Due to the nature of animation, cartoons can last a lot longer than live action shows. Characters don't age, so the 4th grade can be played out dozens of times in a row without the threat of puberty ever setting in. But as the 25th season of The Simpsons reminds us each week, that doesn't necessarily mean they should last forever. The writing gets stale, storylines get re-used, and as Lisa Simpson reminded us was when The Simpsons was still in its prime, the characters can't have the same impact they once had. With that mind, let's take a look at three animated comedies at different stages in their runs, and what might happen to each one going forward.
Adult Swim's Rick & Morty just finished a phenomenal first season, where it immediately became one of the funniest shows on television and quickly found a large audience. One of the best things about watching this show is that glorious feeling of having no idea what might happen next. As we saw with Rick's remote that gives us TV channels from other universes, or the amazingness that is Mr. Meseeks, the show's universe allows for endless possibilities. It was hilarious and ambitious from the start, but it wasn't until late in the season that we saw the show go for emotionally heavy material, and thoroughly succeed. When Summer wonders whether or not her parents would be better off had she never existed, and when Morty wonders if he's nothing more than Rick's accessory, it was hard not get a little choked up. So far, this show has succeeded at just about everything it's tried.
But what really made the first season of Rick & Morty so great is that…well, it was the first season. It still has a ton of potential to get even better than it is now. There are countless other ideas and concepts for this show to explore, and judging by the how creative the first season was, there probably isn't any area this show won't go. Watching the first season of Rick & Morty was like watching Mike Trout's rookie season two years ago. It's already amazing, and there's no reason to believe it won't get even better.

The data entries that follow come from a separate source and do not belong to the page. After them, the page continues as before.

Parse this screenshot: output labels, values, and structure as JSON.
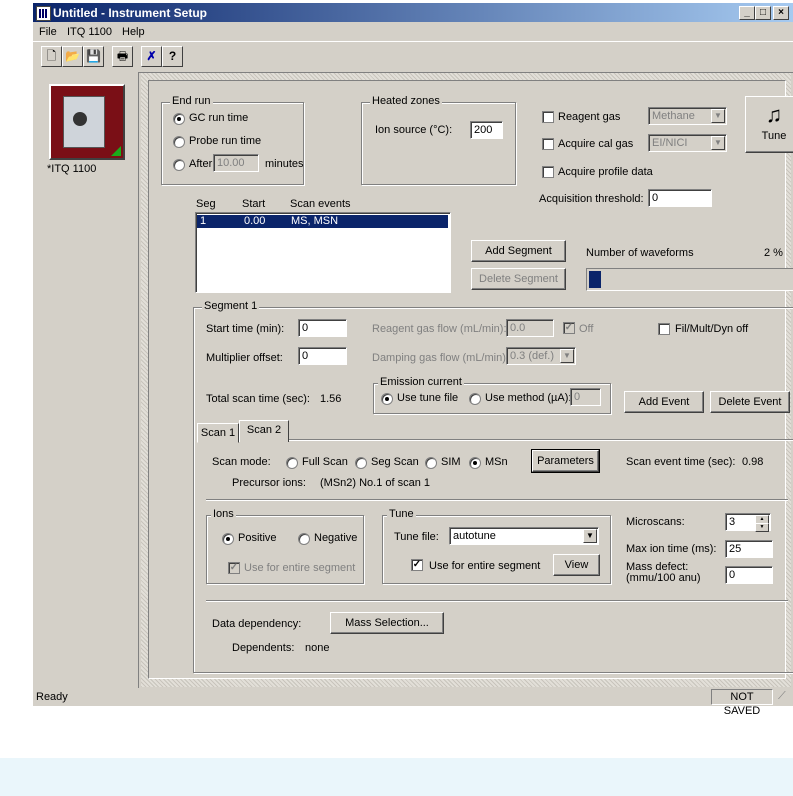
{
  "window": {
    "title": "Untitled - Instrument Setup",
    "minimize": "_",
    "maximize": "□",
    "close": "×"
  },
  "menu": [
    "File",
    "ITQ 1100",
    "Help"
  ],
  "toolbar": {
    "new": "🗋",
    "open": "📂",
    "save": "💾",
    "print": "🖶",
    "cut": "✗",
    "help": "?"
  },
  "device": {
    "label": "*ITQ 1100"
  },
  "end_run": {
    "caption": "End run",
    "gc": "GC run time",
    "probe": "Probe run time",
    "after": "After",
    "after_value": "10.00",
    "minutes": "minutes",
    "selected": "gc"
  },
  "heated_zones": {
    "caption": "Heated zones",
    "ion_source_label": "Ion source (°C):",
    "ion_source_value": "200"
  },
  "reagent": {
    "label": "Reagent gas",
    "value": "Methane"
  },
  "cal_gas": {
    "label": "Acquire cal gas",
    "value": "EI/NICI"
  },
  "profile": {
    "label": "Acquire profile data"
  },
  "tune_button": {
    "label": "Tune",
    "icon": "music-note-icon"
  },
  "threshold": {
    "label": "Acquisition threshold:",
    "value": "0"
  },
  "segments": {
    "headers": [
      "Seg",
      "Start",
      "Scan events"
    ],
    "rows": [
      {
        "seg": "1",
        "start": "0.00",
        "events": "MS, MSN"
      }
    ]
  },
  "segment_buttons": {
    "add": "Add Segment",
    "delete": "Delete Segment"
  },
  "waveforms": {
    "label": "Number of waveforms",
    "percent": "2 %",
    "fraction": 0.02
  },
  "segment1": {
    "caption": "Segment 1",
    "start_label": "Start time (min):",
    "start_value": "0",
    "multiplier_label": "Multiplier offset:",
    "multiplier_value": "0",
    "reagent_flow_label": "Reagent gas flow (mL/min):",
    "reagent_flow_value": "0.0",
    "off_label": "Off",
    "damping_label": "Damping gas flow (mL/min):",
    "damping_value": "0.3 (def.)",
    "fil_label": "Fil/Mult/Dyn off",
    "scan_time_label": "Total scan time (sec):",
    "scan_time_value": "1.56",
    "emission_caption": "Emission current",
    "use_tune_file": "Use tune file",
    "use_method": "Use method (µA):",
    "method_value": "0",
    "add_event": "Add Event",
    "delete_event": "Delete Event"
  },
  "tabs": [
    "Scan 1",
    "Scan 2"
  ],
  "scan2": {
    "mode_label": "Scan mode:",
    "modes": [
      "Full Scan",
      "Seg Scan",
      "SIM",
      "MSn"
    ],
    "selected_mode": "MSn",
    "parameters": "Parameters",
    "event_time_label": "Scan event time (sec):",
    "event_time_value": "0.98",
    "precursor_label": "Precursor ions:",
    "precursor_value": "(MSn2) No.1 of scan 1",
    "ions_caption": "Ions",
    "positive": "Positive",
    "negative": "Negative",
    "use_entire": "Use for entire segment",
    "tune_caption": "Tune",
    "tune_file_label": "Tune file:",
    "tune_file_value": "autotune",
    "tune_use_entire": "Use for entire segment",
    "view": "View",
    "microscans_label": "Microscans:",
    "microscans_value": "3",
    "max_ion_label": "Max ion time (ms):",
    "max_ion_value": "25",
    "mass_defect_label_1": "Mass defect:",
    "mass_defect_label_2": "(mmu/100 anu)",
    "mass_defect_value": "0",
    "data_dep_label": "Data dependency:",
    "mass_selection": "Mass Selection...",
    "dependents_label": "Dependents:",
    "dependents_value": "none"
  },
  "status": {
    "left": "Ready",
    "right": "NOT SAVED"
  }
}
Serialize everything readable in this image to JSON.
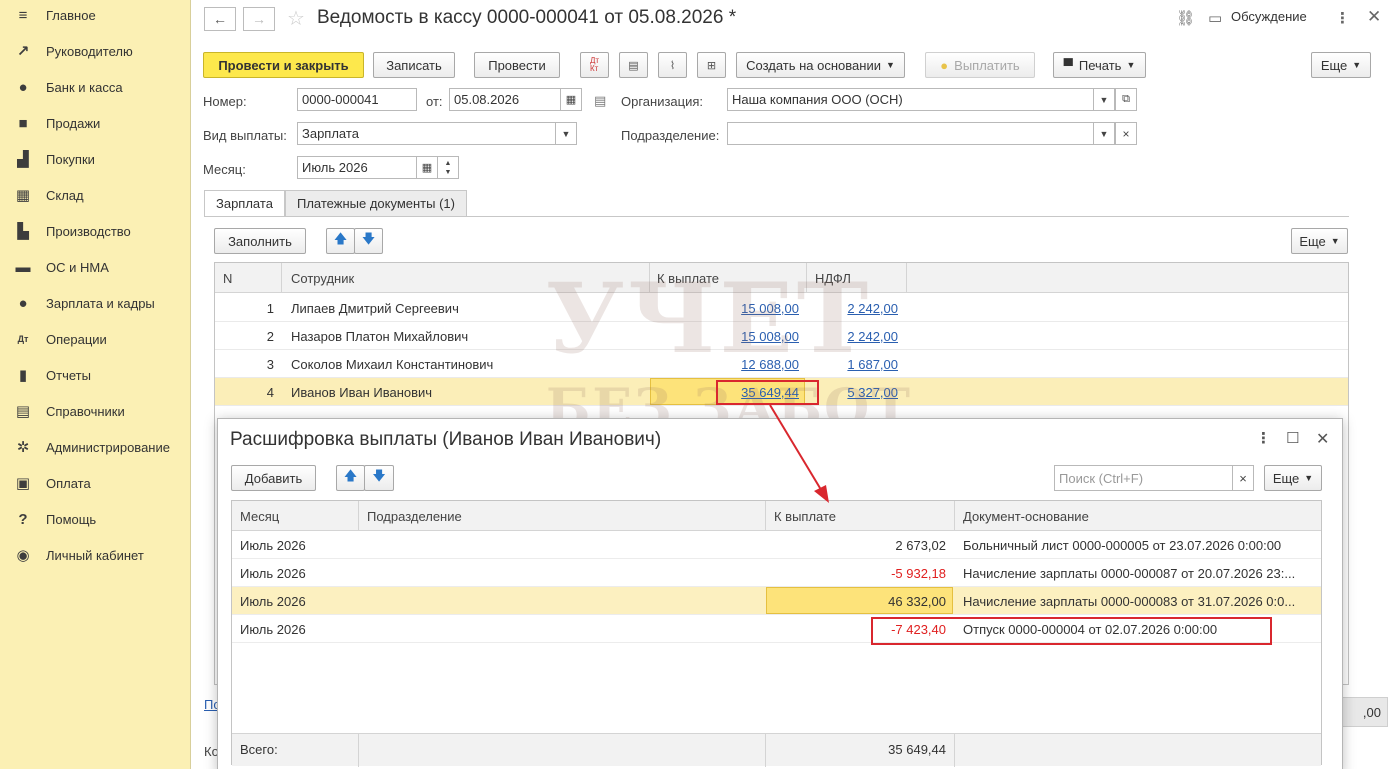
{
  "sidebar": {
    "items": [
      {
        "label": "Главное",
        "icon": "menu-icon",
        "glyph": "≡"
      },
      {
        "label": "Руководителю",
        "icon": "trend-icon",
        "glyph": "↗"
      },
      {
        "label": "Банк и касса",
        "icon": "coin-icon",
        "glyph": "●"
      },
      {
        "label": "Продажи",
        "icon": "bag-icon",
        "glyph": "■"
      },
      {
        "label": "Покупки",
        "icon": "cart-icon",
        "glyph": "▟"
      },
      {
        "label": "Склад",
        "icon": "warehouse-icon",
        "glyph": "▦"
      },
      {
        "label": "Производство",
        "icon": "factory-icon",
        "glyph": "▙"
      },
      {
        "label": "ОС и НМА",
        "icon": "truck-icon",
        "glyph": "▬"
      },
      {
        "label": "Зарплата и кадры",
        "icon": "person-icon",
        "glyph": "●"
      },
      {
        "label": "Операции",
        "icon": "dt-kt-icon",
        "glyph": "Дт"
      },
      {
        "label": "Отчеты",
        "icon": "bar-chart-icon",
        "glyph": "▮"
      },
      {
        "label": "Справочники",
        "icon": "book-icon",
        "glyph": "▤"
      },
      {
        "label": "Администрирование",
        "icon": "gear-icon",
        "glyph": "✲"
      },
      {
        "label": "Оплата",
        "icon": "payment-icon",
        "glyph": "▣"
      },
      {
        "label": "Помощь",
        "icon": "help-icon",
        "glyph": "?"
      },
      {
        "label": "Личный кабинет",
        "icon": "user-circle-icon",
        "glyph": "◉"
      }
    ]
  },
  "header": {
    "title": "Ведомость в кассу 0000-000041 от 05.08.2026 *",
    "discussion": "Обсуждение"
  },
  "toolbar": {
    "post_close": "Провести и закрыть",
    "save": "Записать",
    "post": "Провести",
    "create_based": "Создать на основании",
    "pay": "Выплатить",
    "print": "Печать",
    "more": "Еще"
  },
  "form": {
    "number_label": "Номер:",
    "number": "0000-000041",
    "from_label": "от:",
    "date": "05.08.2026",
    "org_label": "Организация:",
    "org": "Наша компания ООО (ОСН)",
    "pay_type_label": "Вид выплаты:",
    "pay_type": "Зарплата",
    "division_label": "Подразделение:",
    "division": "",
    "month_label": "Месяц:",
    "month": "Июль 2026"
  },
  "tabs": [
    {
      "label": "Зарплата"
    },
    {
      "label": "Платежные документы (1)"
    }
  ],
  "grid_toolbar": {
    "fill": "Заполнить",
    "more": "Еще"
  },
  "grid": {
    "headers": {
      "n": "N",
      "employee": "Сотрудник",
      "to_pay": "К выплате",
      "ndfl": "НДФЛ"
    },
    "rows": [
      {
        "n": "1",
        "employee": "Липаев Дмитрий Сергеевич",
        "to_pay": "15 008,00",
        "ndfl": "2 242,00"
      },
      {
        "n": "2",
        "employee": "Назаров Платон Михайлович",
        "to_pay": "15 008,00",
        "ndfl": "2 242,00"
      },
      {
        "n": "3",
        "employee": "Соколов Михаил Константинович",
        "to_pay": "12 688,00",
        "ndfl": "1 687,00"
      },
      {
        "n": "4",
        "employee": "Иванов Иван Иванович",
        "to_pay": "35 649,44",
        "ndfl": "5 327,00"
      }
    ]
  },
  "bottom": {
    "link_fragment": "По",
    "label_fragment": "Ко",
    "total_fragment": ",00"
  },
  "watermark": {
    "line1": "УЧЕТ",
    "line2": "БЕЗ ЗАБОТ"
  },
  "popup": {
    "title": "Расшифровка выплаты (Иванов Иван Иванович)",
    "add": "Добавить",
    "search_placeholder": "Поиск (Ctrl+F)",
    "more": "Еще",
    "headers": {
      "month": "Месяц",
      "division": "Подразделение",
      "to_pay": "К выплате",
      "basis": "Документ-основание"
    },
    "rows": [
      {
        "month": "Июль 2026",
        "division": "",
        "to_pay": "2 673,02",
        "negative": false,
        "basis": "Больничный лист 0000-000005 от 23.07.2026 0:00:00"
      },
      {
        "month": "Июль 2026",
        "division": "",
        "to_pay": "-5 932,18",
        "negative": true,
        "basis": "Начисление зарплаты 0000-000087 от 20.07.2026 23:..."
      },
      {
        "month": "Июль 2026",
        "division": "",
        "to_pay": "46 332,00",
        "negative": false,
        "basis": "Начисление зарплаты 0000-000083 от 31.07.2026 0:0..."
      },
      {
        "month": "Июль 2026",
        "division": "",
        "to_pay": "-7 423,40",
        "negative": true,
        "basis": "Отпуск 0000-000004 от 02.07.2026 0:00:00"
      }
    ],
    "total_label": "Всего:",
    "total": "35 649,44"
  },
  "colors": {
    "sidebar_bg": "#fbf0b4",
    "primary_button": "#fde84c",
    "selected_row": "#fbeeb8",
    "negative_text": "#e02020",
    "annotation_red": "#d9272e",
    "link": "#2a5fb0"
  }
}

That's the beauty of a cartoon just beginning its life — we're free to speculate about how much better it can get, even when it's really good already. After a few seasons, we more or less figure out what a show is, and live with it. That's where we are with the Fox cartoon Bob's Burgers, which is in its fourth — and probably best — season. When Bob's Burgers premiered in 2011, it was pretty funny from the start, but most of the excitement centered around its potential. It was decent enough, but we knew it could get a lot better. And it did. As time went on, we saw the writers have a better understanding of who each character was, and they became fleshed out more and more, to the point where pretty much any of them can carry an episode now. At first, Linda was more or less just Bob's wife who happened to have a funny accent. Now, she has a real personality, as we've learned about her excessive love of chanting, as well her strong desire to bond with Louise, who often doesn't relate to her. We're familiar with the personalities of each member of the Belcher family, and the show has figured out how to put them into funny scenarios each week. At this point, it's hard for the show to really surprise us with how good it is, but it doesn't need to now. It's in its prime, and it's hysterically funny week in and week out.
Bob's Burgers should be able to operate at its current level for several more years before it starts to grow tiresome. It has a cast of consistently funny characters who we can also relate to emotionally. Unfortunately, as we've learned from the last 15 years of The Simpsons, even the most well put together shows can grow tiresome after a while. That's the problem American Dad! has been dealing with now that it's been on the air for nine years. Before Burgers showed up, AD was unquestionably the funniest show on Fox's Animation Domination lineup, and once King Of The Hill went off the air, it was probably the only show worth watching for reasons other than obsessive completism. But now, after churning out over 150 episodes — most of them being pretty damn funny — the show is finally showing some signs of wear and tear.
Don't get me wrong, there have still been some really great American Dad! episodes in the past few years. Last year's "Blood Crieth Unto Heaven" — an entire episode presented as a stage play — was one of the best shows they've ever done. And this year's "Minstrel Krampus" episode might have been their best Christmas show, and that's really saying something. American Dad's problem right now is that the conventional episodes are starting to get boring. Episodes about Steve not being able to talk to girls, or Stan and Hayley arguing about politics are hard to enjoy because the show has explored these topics dozens of time already. Of course, it's nowhere near as bad as slogging through the latest Simpsons episode where Homer & Marge's marriage is in crisis, or Bart gets trouble at school for a prank, but it's getting there. And that's going to be a problem for the show going forward.
So we have three excellent cartoons in three eras of their existence. Rick & Morty is the newcomer capable of blowing our minds each week, Bob's Burgers is the well-established great show just entering its prime, and American Dad! is the stalwart trying to fight off the signs of aging. It'll be interesting to see where these shows go from here. Does Rick & Morty somehow find a way to improve on its brilliant first season? Will Bob's Burgers keep operating at such a high level? Will American Dad! fight off the signs of rust, or will it devolve into what Family Guy and The Simpsons are today? At any rate, I'll certainly be watching.